Anything is possible when we come together rather than tearing each other apart. And it has never been more important for all generations, especially youth, to understand our common threats and opportunities.
That is just one of the points made by Susan E. Rice when she spoke at the University at Buffalo on Feb. 28 as part of the UB Distinguished Speaker Series.
Rice came to UB to share her experiences as a former U.S. Ambassador to the United Nations and as National Security Advisor.

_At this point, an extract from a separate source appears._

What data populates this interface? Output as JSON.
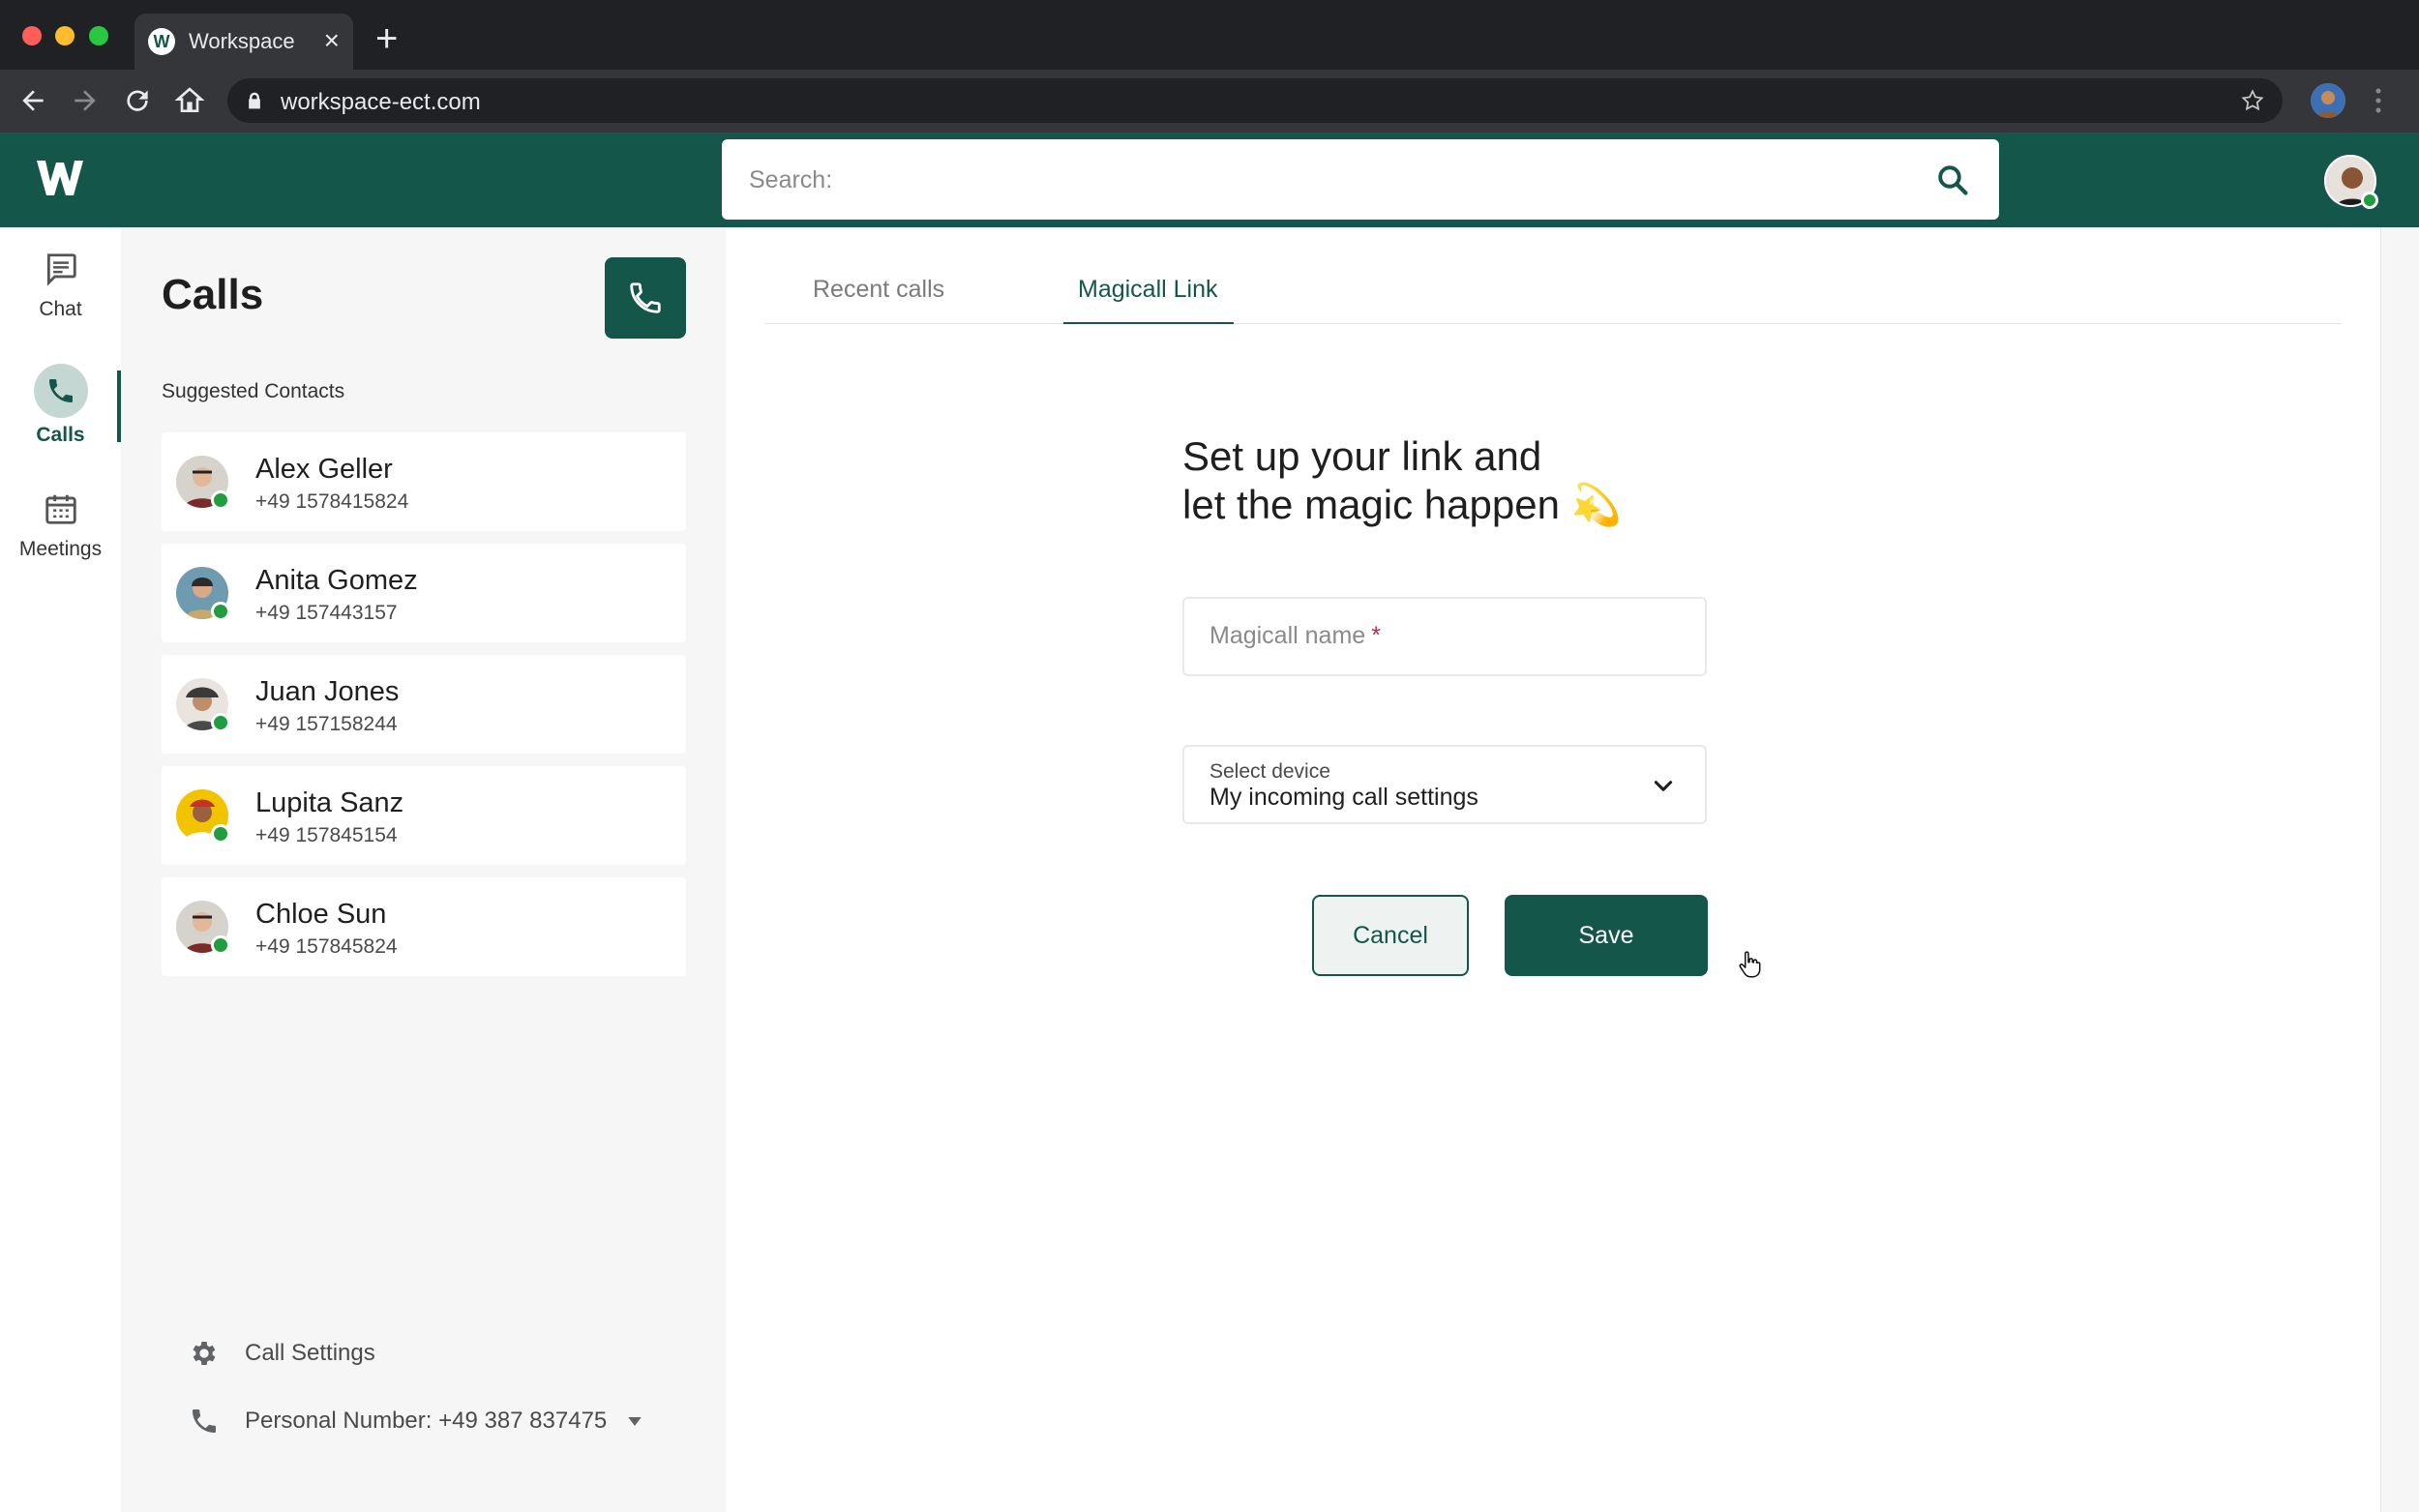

Not only did Rice talk about her extensive work in national security and foreign affairs, she discussed her perspective on issues plaguing the United States and the world today.
Rice’s unique perspective, gained from working with different presidents, can help the public, specifically young minds, understand the challenges of dealing with national security threats.
She established the importance of following the principles on which the United States was founded, regretfully noting America’s current failure to follow such principles. "We have for too long tolerated an enormous gap between our founding principles and our actions," Rice said.
She continued by emphasizing that following such principles would ensure equal pay for women, create better background checks, protect our voting system and invest in science, among many other things.
Further, Rice did not shy away from discussing some of the heaviest threats of today – North Korea’s increasing nuclear arsenal, pandemic flu, and Russia’s meddling into the 2016 presidential election.
Rice explained that Russia has demonstrated their determination to undermine our democracy.
She said that Americans are contributing to Russia’s attempt to weaken our democracy because of the extensive division in the United States.
"We are becoming incapable of sustaining and supporting our democracy," Rice said.
By tearing each other apart, Americans are weakening the power of compromise, which, in turn, weakens democracy.
But Rice has hope for the future, explaining that the United States needs the knowledge and success of America’s youth now more than ever.
As for young people looking to go into international affairs, Rice said that travelling is very important and the Peace Corps is one great way of getting this experience.
Rice’s most poignant piece of advice for young people was to pick work that you are passionate and excited about.
It is OK not knowing what you are passionate about in high school, however. In fact, Rice was not sure of her future career until she attended graduate school.
"It really wasn’t until I had the opportunity to have my first formal job in national security when I was 28 with the National Security Council staff that I really knew that this was something I was keen to pursue," Rice said.
She went on to explain the importance for young people to vote, as well. According to Rice, America’s youth needs to understand that they don’t get to take a pass on the issues of today.
She enforced the importance of young adults voting in all elections.
"When young people vote, it makes a difference. When they don’t vote, it makes a difference," she said.
Sarah Crawford is a sophomore at Nardin Academy.